Stored data:
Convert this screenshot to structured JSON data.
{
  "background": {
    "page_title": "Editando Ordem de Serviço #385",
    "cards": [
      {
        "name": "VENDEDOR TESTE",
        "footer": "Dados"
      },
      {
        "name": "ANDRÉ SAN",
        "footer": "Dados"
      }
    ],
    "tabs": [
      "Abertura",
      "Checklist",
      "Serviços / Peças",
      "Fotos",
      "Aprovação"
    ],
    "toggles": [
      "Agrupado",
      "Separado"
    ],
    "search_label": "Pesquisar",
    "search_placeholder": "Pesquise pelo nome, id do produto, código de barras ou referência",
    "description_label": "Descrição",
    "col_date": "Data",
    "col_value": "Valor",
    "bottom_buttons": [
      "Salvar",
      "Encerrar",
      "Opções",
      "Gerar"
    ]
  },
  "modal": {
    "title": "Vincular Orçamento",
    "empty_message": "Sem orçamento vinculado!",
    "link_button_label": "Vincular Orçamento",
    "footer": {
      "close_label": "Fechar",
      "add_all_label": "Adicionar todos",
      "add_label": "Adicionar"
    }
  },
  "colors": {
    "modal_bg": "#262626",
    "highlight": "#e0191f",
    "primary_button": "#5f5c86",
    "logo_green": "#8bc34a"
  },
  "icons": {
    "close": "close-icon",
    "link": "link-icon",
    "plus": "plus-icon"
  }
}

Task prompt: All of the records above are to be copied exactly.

Completed exercise:
Convert this screenshot to structured JSON data.
{
  "background": {
    "page_title": "Editando Ordem de Serviço #385",
    "cards": [
      {
        "name": "VENDEDOR TESTE",
        "footer": "Dados"
      },
      {
        "name": "ANDRÉ SAN",
        "footer": "Dados"
      }
    ],
    "tabs": [
      "Abertura",
      "Checklist",
      "Serviços / Peças",
      "Fotos",
      "Aprovação"
    ],
    "toggles": [
      "Agrupado",
      "Separado"
    ],
    "search_label": "Pesquisar",
    "search_placeholder": "Pesquise pelo nome, id do produto, código de barras ou referência",
    "description_label": "Descrição",
    "col_date": "Data",
    "col_value": "Valor",
    "bottom_buttons": [
      "Salvar",
      "Encerrar",
      "Opções",
      "Gerar"
    ]
  },
  "modal": {
    "title": "Vincular Orçamento",
    "empty_message": "Sem orçamento vinculado!",
    "link_button_label": "Vincular Orçamento",
    "footer": {
      "close_label": "Fechar",
      "add_all_label": "Adicionar todos",
      "add_label": "Adicionar"
    }
  },
  "colors": {
    "modal_bg": "#262626",
    "highlight": "#e0191f",
    "primary_button": "#5f5c86",
    "logo_green": "#8bc34a"
  },
  "icons": {
    "close": "close-icon",
    "link": "link-icon",
    "plus": "plus-icon"
  }
}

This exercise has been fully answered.